Companies are increasingly recognizing the vast benefits that come along with wellness. Besides a benefit to the bottom line for the company, the employers are getting access to experts and are shown that they are valued beyond their individual productivity metrics.

Most importantly, wellness serves as a powerful impetus to increase the engagement of the workforce. While a focus on wellness is essential to any company thriving in today's age, there's a lot of room for error with the approach to corporate wellness.

Unfortunately, some companies resort to merely throwing money at the wellness initiative and hope that's enough. But when it comes to establishing a culture of wellness, it takes more than solely throwing money to get your employees completely on board.

In fact, when you solely rely on money, companies are making a big mistake because they're forgetting that any type of movement starts with its leaders leading by example.

Integrating a culture of wellness starts with leaders actually leading by example

It's unfortunate. Businesses invest loads of money into wellness, but it's not working because the core ingredient of leadership is missing.

You wouldn't expect to create world-renowned products and have your best business quarter without quality leadership paving the way. And the same philosophy has to be understood when attempting to create a culture of wellness.

Leaders and all those higher up need to show that wellness is truly a priority and part of the company DNA by taking care of themselves and demonstrating what it means to live a balanced well-being life.

If work-life balance and wellness are priorities, then they must be demonstrated through the backing of company initiatives that extend beyond financial motives.
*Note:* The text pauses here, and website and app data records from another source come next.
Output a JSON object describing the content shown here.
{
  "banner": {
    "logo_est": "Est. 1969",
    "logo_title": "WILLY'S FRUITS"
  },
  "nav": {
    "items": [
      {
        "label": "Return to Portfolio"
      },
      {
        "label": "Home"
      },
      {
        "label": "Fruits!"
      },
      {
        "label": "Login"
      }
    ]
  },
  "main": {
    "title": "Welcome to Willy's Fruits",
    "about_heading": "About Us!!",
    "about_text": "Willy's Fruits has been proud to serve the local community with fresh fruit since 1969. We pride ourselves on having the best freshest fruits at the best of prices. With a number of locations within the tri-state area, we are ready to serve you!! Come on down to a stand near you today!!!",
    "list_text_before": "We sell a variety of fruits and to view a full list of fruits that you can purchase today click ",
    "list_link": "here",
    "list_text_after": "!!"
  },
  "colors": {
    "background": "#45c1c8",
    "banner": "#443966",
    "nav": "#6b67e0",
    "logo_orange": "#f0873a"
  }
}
When leaders don't lead by example, this decreases company engagement and belief.

How to lead a culture of wellness by example

Just as delivering exceptional customer service to your clients starts with accessible channels of communication and listening, the same methodology applies to delivering an excellent culture of wellness.

Seek feedback about the quality of the types of services and company initiatives that are being offered. Have Human Resources and Chief People Officers routinely send out surveys and questionnaires, especially at the beginning since you're fine-tuning and working out the kinks to creating the most optimal program for your company.

Consistently communicate the importance of well being and employees health through well-being policies and practices, even if they don't dramatically benefit the bottom line at the moment. Doing this demonstrates that your employee's well-being comes before the bottom line.

After listening to employees, make investments based on the feedback given by them. Besides maximizing the potential of your investment, you're making more targeted investments which is beneficial to both the employees and employers.

Don't throw all your money and effort down the drain by forgetting to have the commitment of leaders and higher-ups actually leading by example. After all, great leadership and maximizing the performance and impact of the company starts at the very top and trickles down from there.